Copy exactly. Begin with the line that contains "Enumerate this screenshot's" and stop after the last line of the records.

*** EXERCISE DATA Section Begins ***

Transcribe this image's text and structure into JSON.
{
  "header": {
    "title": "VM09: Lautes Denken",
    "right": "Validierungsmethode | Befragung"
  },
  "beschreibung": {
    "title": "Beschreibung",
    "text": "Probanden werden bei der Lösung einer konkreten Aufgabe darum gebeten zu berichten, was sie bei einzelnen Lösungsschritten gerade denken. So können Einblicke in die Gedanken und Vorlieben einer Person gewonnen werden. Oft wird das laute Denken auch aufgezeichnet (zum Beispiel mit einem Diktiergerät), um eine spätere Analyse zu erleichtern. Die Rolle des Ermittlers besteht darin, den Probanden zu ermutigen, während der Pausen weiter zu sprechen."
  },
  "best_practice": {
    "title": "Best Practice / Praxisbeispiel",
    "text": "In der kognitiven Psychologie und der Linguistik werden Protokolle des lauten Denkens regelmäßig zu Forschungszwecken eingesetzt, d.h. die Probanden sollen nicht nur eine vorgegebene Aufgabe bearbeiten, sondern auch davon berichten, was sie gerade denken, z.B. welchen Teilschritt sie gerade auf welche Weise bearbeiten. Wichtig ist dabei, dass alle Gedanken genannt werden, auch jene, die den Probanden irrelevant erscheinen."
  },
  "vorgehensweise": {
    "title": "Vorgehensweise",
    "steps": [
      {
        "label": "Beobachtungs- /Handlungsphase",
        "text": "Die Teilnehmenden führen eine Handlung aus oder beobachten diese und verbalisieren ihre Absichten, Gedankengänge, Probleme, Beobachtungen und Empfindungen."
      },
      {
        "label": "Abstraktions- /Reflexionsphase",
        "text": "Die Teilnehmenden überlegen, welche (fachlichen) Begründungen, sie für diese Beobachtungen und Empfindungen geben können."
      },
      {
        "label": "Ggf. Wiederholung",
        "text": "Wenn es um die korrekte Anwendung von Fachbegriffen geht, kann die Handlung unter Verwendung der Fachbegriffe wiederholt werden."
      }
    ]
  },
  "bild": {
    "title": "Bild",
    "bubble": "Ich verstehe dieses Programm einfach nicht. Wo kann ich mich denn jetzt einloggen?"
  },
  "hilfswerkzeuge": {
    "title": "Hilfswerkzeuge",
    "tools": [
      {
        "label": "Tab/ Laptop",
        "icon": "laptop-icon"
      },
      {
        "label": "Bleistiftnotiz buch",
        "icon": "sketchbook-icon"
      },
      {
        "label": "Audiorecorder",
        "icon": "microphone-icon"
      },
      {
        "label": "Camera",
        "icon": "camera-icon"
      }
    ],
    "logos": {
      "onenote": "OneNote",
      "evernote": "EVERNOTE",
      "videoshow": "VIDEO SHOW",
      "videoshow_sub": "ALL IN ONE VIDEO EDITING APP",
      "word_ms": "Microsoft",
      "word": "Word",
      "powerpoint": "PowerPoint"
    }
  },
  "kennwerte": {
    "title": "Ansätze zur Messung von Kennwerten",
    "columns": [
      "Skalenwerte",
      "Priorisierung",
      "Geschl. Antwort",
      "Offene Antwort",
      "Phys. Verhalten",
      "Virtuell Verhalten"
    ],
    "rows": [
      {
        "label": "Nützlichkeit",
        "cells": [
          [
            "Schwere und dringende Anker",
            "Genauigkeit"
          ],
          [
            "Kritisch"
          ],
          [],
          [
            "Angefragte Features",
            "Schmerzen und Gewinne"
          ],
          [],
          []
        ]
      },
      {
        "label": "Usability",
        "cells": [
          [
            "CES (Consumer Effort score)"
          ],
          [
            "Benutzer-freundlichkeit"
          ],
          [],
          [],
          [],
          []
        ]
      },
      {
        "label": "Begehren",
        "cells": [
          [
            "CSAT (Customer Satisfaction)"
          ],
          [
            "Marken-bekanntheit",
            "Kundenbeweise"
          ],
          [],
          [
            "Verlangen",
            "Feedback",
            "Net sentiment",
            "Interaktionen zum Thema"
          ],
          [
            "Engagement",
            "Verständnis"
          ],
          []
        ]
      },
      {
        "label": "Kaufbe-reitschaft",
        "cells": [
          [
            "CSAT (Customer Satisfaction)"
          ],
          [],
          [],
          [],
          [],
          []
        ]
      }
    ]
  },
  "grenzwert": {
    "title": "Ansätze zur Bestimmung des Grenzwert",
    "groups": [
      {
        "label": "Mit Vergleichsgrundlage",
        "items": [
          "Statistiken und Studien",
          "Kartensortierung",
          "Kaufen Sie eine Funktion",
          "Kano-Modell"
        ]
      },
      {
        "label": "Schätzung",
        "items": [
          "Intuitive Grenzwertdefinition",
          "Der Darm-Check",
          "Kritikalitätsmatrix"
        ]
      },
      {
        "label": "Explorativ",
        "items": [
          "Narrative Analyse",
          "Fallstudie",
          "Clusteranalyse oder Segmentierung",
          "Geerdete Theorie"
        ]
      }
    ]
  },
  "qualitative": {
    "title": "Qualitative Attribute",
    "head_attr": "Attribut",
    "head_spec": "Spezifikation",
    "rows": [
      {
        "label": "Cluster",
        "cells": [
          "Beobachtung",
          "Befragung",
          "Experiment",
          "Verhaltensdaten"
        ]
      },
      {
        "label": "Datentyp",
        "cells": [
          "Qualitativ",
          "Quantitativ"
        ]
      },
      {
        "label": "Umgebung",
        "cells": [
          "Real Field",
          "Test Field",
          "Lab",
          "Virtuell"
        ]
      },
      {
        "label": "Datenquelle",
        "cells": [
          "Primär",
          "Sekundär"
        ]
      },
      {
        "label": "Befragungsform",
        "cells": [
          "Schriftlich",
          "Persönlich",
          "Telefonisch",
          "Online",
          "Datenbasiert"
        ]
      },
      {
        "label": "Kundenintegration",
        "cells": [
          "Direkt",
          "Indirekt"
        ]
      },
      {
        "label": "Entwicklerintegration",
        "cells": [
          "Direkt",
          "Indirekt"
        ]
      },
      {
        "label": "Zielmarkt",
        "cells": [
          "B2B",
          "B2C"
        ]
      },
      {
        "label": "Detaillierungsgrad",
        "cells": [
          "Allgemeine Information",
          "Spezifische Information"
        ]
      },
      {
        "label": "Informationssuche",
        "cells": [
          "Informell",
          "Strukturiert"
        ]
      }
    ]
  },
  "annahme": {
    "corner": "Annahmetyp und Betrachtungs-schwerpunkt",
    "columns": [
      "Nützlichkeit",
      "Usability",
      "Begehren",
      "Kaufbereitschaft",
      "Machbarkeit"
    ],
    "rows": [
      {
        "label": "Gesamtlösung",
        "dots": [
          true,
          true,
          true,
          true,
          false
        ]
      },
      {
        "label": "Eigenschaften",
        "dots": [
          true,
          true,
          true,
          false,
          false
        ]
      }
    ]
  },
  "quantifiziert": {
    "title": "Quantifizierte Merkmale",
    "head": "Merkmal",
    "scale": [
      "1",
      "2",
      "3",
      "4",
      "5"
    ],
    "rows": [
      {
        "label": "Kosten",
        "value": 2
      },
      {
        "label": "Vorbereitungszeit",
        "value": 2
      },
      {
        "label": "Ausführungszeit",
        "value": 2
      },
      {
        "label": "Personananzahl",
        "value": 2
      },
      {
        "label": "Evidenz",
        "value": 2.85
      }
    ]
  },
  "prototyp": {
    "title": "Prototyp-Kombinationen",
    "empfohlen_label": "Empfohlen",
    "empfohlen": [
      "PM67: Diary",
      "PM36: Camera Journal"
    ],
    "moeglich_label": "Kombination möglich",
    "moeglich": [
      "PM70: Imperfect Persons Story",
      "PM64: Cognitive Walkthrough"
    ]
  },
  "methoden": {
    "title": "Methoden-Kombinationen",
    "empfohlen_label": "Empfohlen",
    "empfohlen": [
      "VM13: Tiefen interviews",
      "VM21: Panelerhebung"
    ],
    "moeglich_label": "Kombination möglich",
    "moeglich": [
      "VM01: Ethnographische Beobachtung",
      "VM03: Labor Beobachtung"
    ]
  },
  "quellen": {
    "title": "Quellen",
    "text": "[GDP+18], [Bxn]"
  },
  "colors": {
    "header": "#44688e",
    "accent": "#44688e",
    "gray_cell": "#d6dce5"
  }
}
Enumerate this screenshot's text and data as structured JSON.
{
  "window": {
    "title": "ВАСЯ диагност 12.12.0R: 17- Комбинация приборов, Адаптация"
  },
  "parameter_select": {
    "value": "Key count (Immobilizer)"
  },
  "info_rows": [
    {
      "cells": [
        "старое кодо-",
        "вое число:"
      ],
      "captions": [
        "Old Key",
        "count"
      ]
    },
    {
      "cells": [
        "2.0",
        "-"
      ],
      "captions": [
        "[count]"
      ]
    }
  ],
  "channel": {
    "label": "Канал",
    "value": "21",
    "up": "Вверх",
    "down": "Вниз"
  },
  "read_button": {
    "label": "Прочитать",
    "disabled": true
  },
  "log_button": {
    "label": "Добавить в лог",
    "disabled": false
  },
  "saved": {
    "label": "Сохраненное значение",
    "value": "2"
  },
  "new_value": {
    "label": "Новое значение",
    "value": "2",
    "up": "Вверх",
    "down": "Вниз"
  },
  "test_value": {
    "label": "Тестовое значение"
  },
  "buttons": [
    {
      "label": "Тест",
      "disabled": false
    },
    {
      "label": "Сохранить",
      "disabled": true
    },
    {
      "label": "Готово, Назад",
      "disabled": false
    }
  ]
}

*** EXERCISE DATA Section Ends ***

## THE ANSWER
Enumerate this screenshot's text and data as structured JSON.
{
  "window": {
    "title": "ВАСЯ диагност 12.12.0R: 17- Комбинация приборов, Адаптация"
  },
  "parameter_select": {
    "value": "Key count (Immobilizer)"
  },
  "info_rows": [
    {
      "cells": [
        "старое кодо-",
        "вое число:"
      ],
      "captions": [
        "Old Key",
        "count"
      ]
    },
    {
      "cells": [
        "2.0",
        "-"
      ],
      "captions": [
        "[count]"
      ]
    }
  ],
  "channel": {
    "label": "Канал",
    "value": "21",
    "up": "Вверх",
    "down": "Вниз"
  },
  "read_button": {
    "label": "Прочитать",
    "disabled": true
  },
  "log_button": {
    "label": "Добавить в лог",
    "disabled": false
  },
  "saved": {
    "label": "Сохраненное значение",
    "value": "2"
  },
  "new_value": {
    "label": "Новое значение",
    "value": "2",
    "up": "Вверх",
    "down": "Вниз"
  },
  "test_value": {
    "label": "Тестовое значение"
  },
  "buttons": [
    {
      "label": "Тест",
      "disabled": false
    },
    {
      "label": "Сохранить",
      "disabled": true
    },
    {
      "label": "Готово, Назад",
      "disabled": false
    }
  ]
}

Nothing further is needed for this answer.